It described as appalling the situation uncovered by the NEEDS assessment of universities where about 57 per cent of the 36,000 lecturers do not possess doctorate degrees.
The Secretary to the Government of the Federation (SGF), Senator Anyim Pius Anyim, speaking at the opening of a retreat for the governing councils of all public universities in Abuja yesterday, said this development was not good for the education system.
Anyim, who was represented by the Permanent Secretary for Special Duties in his office, Dr. Jamila Shuara, also lamented that there is a low number of post graduate students in the system with just three per cent of students studying for a Masters degree and two per cent undergoing doctoral studies.
The SGF appealed to the unions in the tertiary education system to embrace dialogue options for dispute resolution instead of the incessant strikes, which the system has now been known for.
“The instability caused by the strikes, have lowered the perception of certificates issued by Nigerian universities by foreign institution and has also discouraged enrollment in post graduate studies.
“FG is committed to university autonomy and would not interfere with the councils except where their actions or inactions are detrimental to the universities,” Anyim added.

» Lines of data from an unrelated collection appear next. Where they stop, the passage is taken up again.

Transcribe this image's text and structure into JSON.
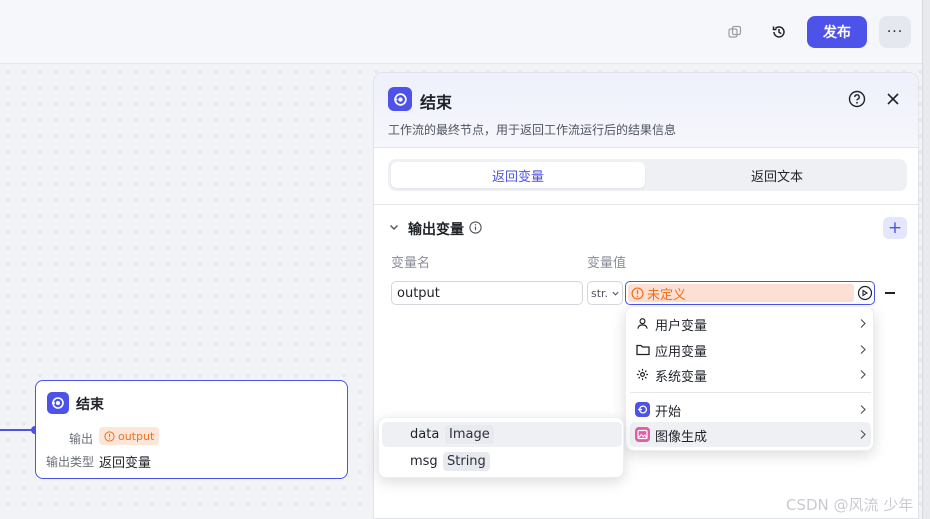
{
  "topbar": {
    "copy_icon": "copy-icon",
    "history_icon": "history-icon",
    "publish_label": "发布",
    "more_label": "···"
  },
  "node": {
    "title": "结束",
    "output_label": "输出",
    "output_tag": "output",
    "output_type_label": "输出类型",
    "output_type_value": "返回变量"
  },
  "panel": {
    "title": "结束",
    "description": "工作流的最终节点，用于返回工作流运行后的结果信息",
    "tabs": [
      {
        "label": "返回变量",
        "active": true
      },
      {
        "label": "返回文本",
        "active": false
      }
    ],
    "section_title": "输出变量",
    "columns": {
      "name": "变量名",
      "value": "变量值"
    },
    "row": {
      "name_value": "output",
      "type_value": "str.",
      "value_tag": "未定义"
    }
  },
  "menu": {
    "items": [
      {
        "label": "用户变量",
        "icon": "user-icon"
      },
      {
        "label": "应用变量",
        "icon": "folder-icon"
      },
      {
        "label": "系统变量",
        "icon": "gear-icon"
      },
      {
        "label": "开始",
        "icon": "start-node-icon"
      },
      {
        "label": "图像生成",
        "icon": "image-generate-icon"
      }
    ]
  },
  "submenu": {
    "items": [
      {
        "name": "data",
        "type": "Image"
      },
      {
        "name": "msg",
        "type": "String"
      }
    ]
  },
  "watermark": "CSDN @风流 少年",
  "colors": {
    "accent": "#4d53e8",
    "warning": "#f0701f",
    "warning_bg": "#fbe0d3"
  }
}
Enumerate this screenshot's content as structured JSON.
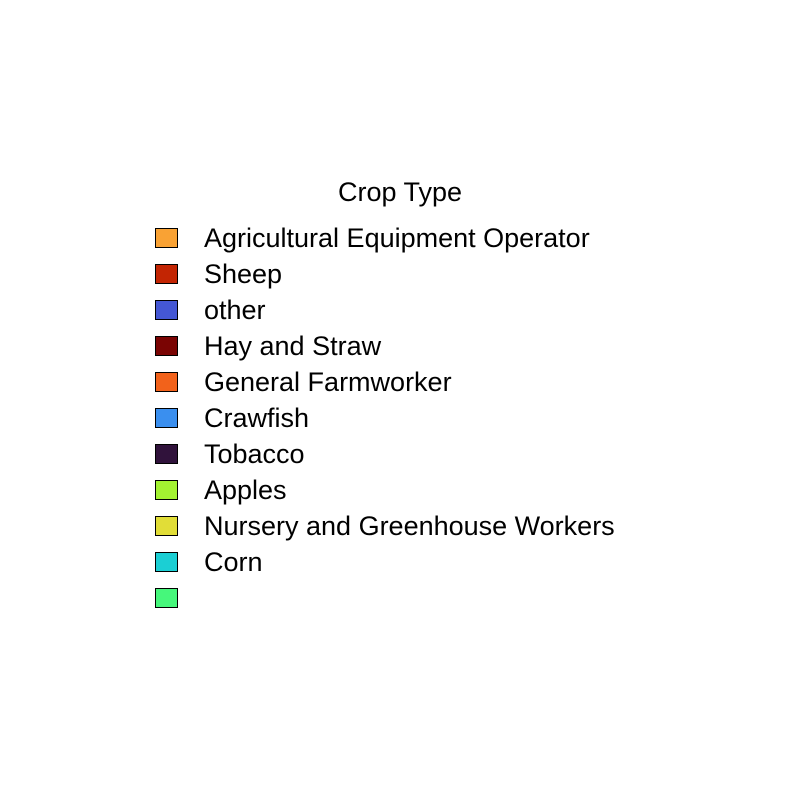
{
  "chart_data": {
    "type": "legend",
    "title": "Crop Type",
    "legend_placement": "center",
    "entries": [
      {
        "label": "Agricultural Equipment Operator",
        "color": "#F9A234"
      },
      {
        "label": "Sheep",
        "color": "#C32503"
      },
      {
        "label": "other",
        "color": "#4457D4"
      },
      {
        "label": "Hay and Straw",
        "color": "#7A0403"
      },
      {
        "label": "General Farmworker",
        "color": "#F2621B"
      },
      {
        "label": "Crawfish",
        "color": "#3A8FEF"
      },
      {
        "label": "Tobacco",
        "color": "#30123B"
      },
      {
        "label": "Apples",
        "color": "#A3F231"
      },
      {
        "label": "Nursery and Greenhouse Workers",
        "color": "#E1DD37"
      },
      {
        "label": "Corn",
        "color": "#1BCFD4"
      },
      {
        "label": "",
        "color": "#46F77B"
      }
    ]
  }
}
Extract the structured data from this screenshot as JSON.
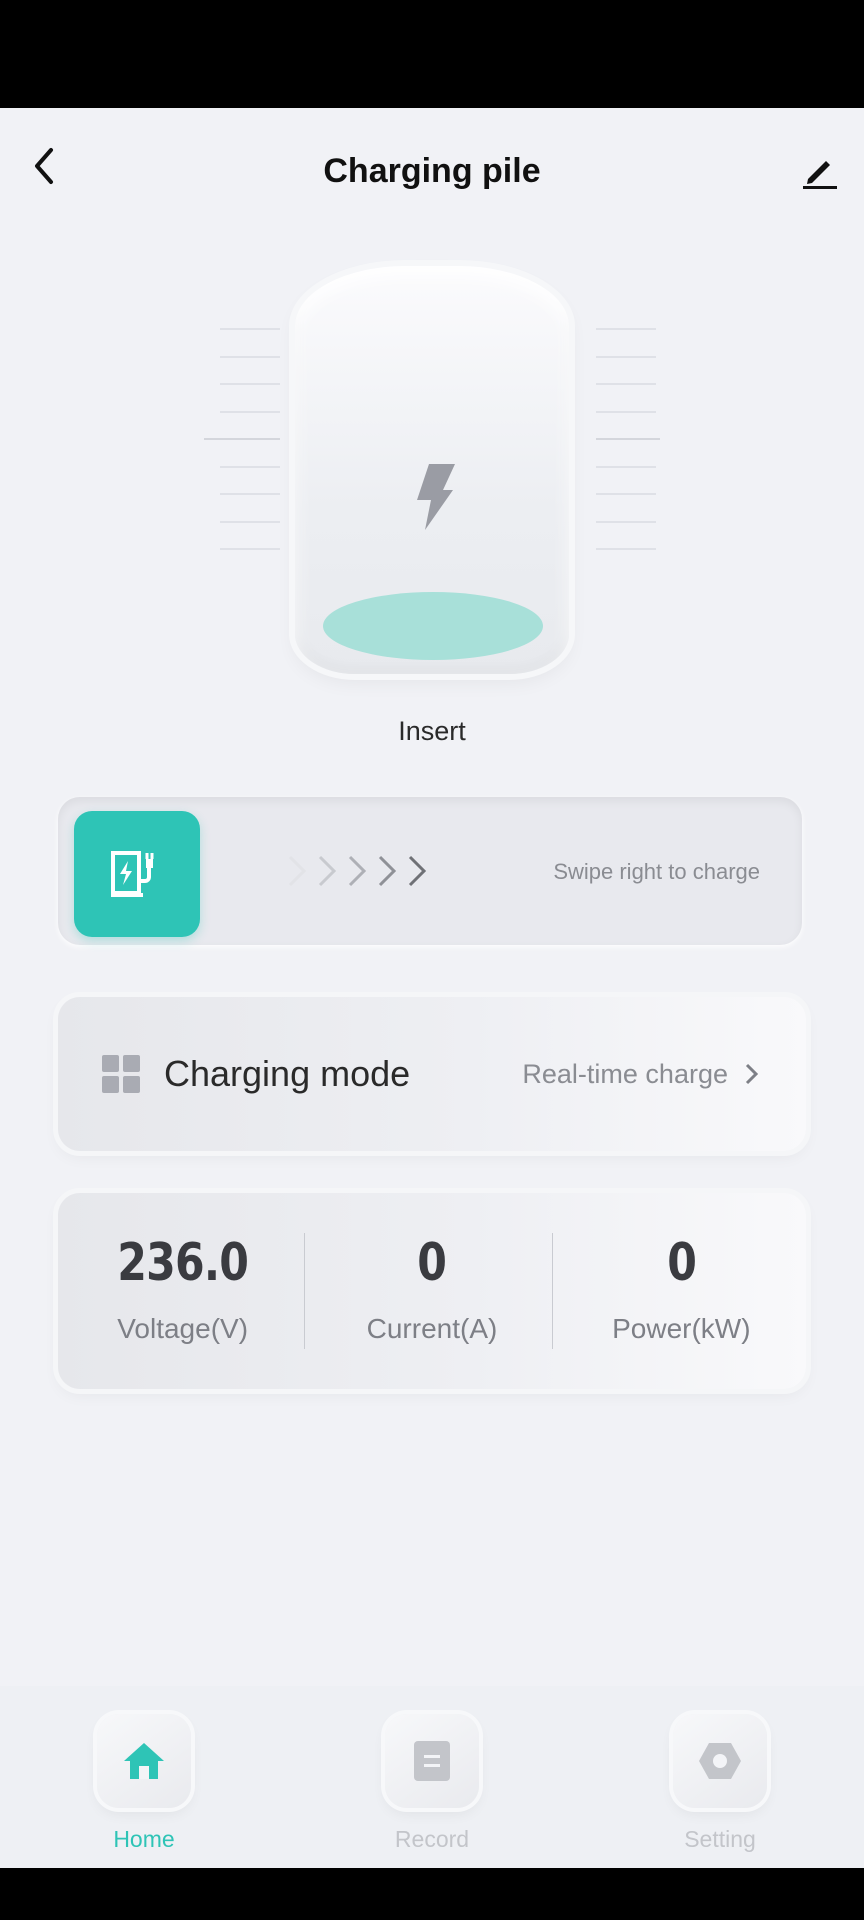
{
  "header": {
    "title": "Charging pile"
  },
  "charger": {
    "status": "Insert"
  },
  "swipe": {
    "hint": "Swipe right to charge"
  },
  "mode_card": {
    "label": "Charging mode",
    "value": "Real-time charge"
  },
  "metrics": [
    {
      "value": "236.0",
      "label": "Voltage(V)"
    },
    {
      "value": "0",
      "label": "Current(A)"
    },
    {
      "value": "0",
      "label": "Power(kW)"
    }
  ],
  "nav": {
    "items": [
      {
        "label": "Home",
        "icon": "home-icon",
        "active": true
      },
      {
        "label": "Record",
        "icon": "record-icon",
        "active": false
      },
      {
        "label": "Setting",
        "icon": "setting-icon",
        "active": false
      }
    ]
  },
  "colors": {
    "accent": "#2ec4b6",
    "background": "#f1f2f6"
  }
}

The Minister for Education, Prof. Ruqqayatu Rufa’i, in her address, warned the councils against frivolous awards of honorary degrees owing from the situation where many of the awardees turn convocations to political rallies and jamborees.

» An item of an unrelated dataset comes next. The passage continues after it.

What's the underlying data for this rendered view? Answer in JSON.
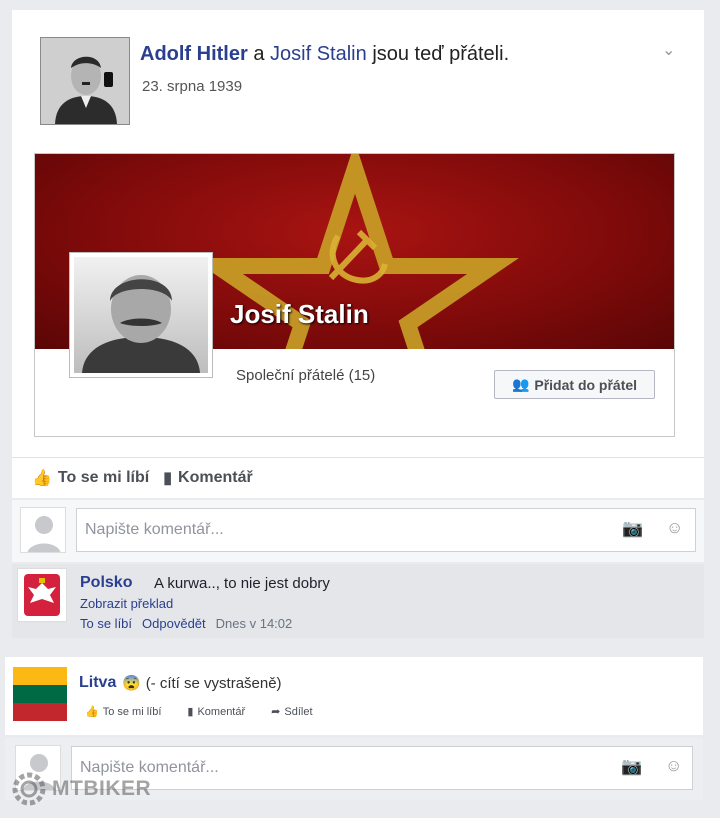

In another development, the National Universities Commission (NUC) working with the University of North Texas, US have commenced the training of Nigerian academics on Specialist in Ageing Certificate Programme as part of efforts to address the challenges of population
The two-week programme is currently holding in Abuja.
Rufa’i said the population of Nigeria’s elderly persons which is currently estimated to be almost eight million would reach 16 million by the year 2030, citing figures from the National Population Commission (NPC).
She commended the efforts of the Executive Director of Dave Omokaro Foundation/Visiting Scholar at NUC, Dr. Emem Omokaro, whose works in the promotion of ageing studies led to the initiative.